Tennessee Chill Box’s heat-beating air conditioned
respirator system is published in U.S. patent application
After an 18-month wait, the United States Patent and Trademark Office (USPTO) has officially published Tennessee Chill Box’s utility patent application.
The company’s patent journey began on November 23, 2010, when it filed a
provisional application with the USPTO. A provisional application is basically
an early filing date for a patent application, contingent upon the subsequent
filing of a full-fledge utility or design patent application.
“You have one year to apply for a utility patent and we applied for that last
November,” said Mike Asbra, owner of Tennessee Chill Box. “They published it
on May 24th.”
The USPTO maintains an application’s confidentiality for 18 months after the
earliest application filing. In this case, the provisional application filing date
was included in that timeframe. After 18 months, the patent application is
published and publicly available.
Tennessee Chill Box’s application, “Air Conditioned and Heated Ambient
Fresh Air Supply System,” is now hosted on the USPTO’s website. Asbra,
who has experience with drafting, drew
all of the diagrams himself. Even
still, hiring a patent attorney was
crucial in conducting the patent
search and making claims.
“I had to really cover my
bases,” said Asbra. “My patent
covers everything from a
fresh air supply system that’s
air conditioned from a blower
Asbra’s objective in applying for a patent
is to protect the company’s blower-driven air
conditioned air supply system, the Chill Box
8000. While he formulated the idea for the Chill
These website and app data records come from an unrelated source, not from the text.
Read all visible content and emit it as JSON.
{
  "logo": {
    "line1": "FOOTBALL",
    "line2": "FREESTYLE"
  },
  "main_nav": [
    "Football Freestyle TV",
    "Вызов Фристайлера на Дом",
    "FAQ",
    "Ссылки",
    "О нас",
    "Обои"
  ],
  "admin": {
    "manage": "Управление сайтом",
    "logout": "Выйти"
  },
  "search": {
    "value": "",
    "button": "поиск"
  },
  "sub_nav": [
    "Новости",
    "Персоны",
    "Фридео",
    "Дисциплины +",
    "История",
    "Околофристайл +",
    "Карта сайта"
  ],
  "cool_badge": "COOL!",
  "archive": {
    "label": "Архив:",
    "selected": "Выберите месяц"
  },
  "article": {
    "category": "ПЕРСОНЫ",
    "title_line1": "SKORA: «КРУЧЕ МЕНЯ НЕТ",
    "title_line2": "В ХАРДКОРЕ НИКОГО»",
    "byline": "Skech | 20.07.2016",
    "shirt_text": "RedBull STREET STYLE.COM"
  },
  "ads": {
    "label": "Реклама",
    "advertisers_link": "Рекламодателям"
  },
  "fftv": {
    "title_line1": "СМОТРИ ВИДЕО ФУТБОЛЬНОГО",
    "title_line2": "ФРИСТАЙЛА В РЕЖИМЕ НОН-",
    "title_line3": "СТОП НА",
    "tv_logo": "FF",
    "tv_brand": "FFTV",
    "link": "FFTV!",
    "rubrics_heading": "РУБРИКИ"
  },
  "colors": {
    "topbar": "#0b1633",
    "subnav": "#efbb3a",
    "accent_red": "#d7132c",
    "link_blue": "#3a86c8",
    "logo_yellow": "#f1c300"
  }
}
Box in the early 2000’s, it took Asbra several
years to achieve a final design where fresh air
was cooled in a consistent manner.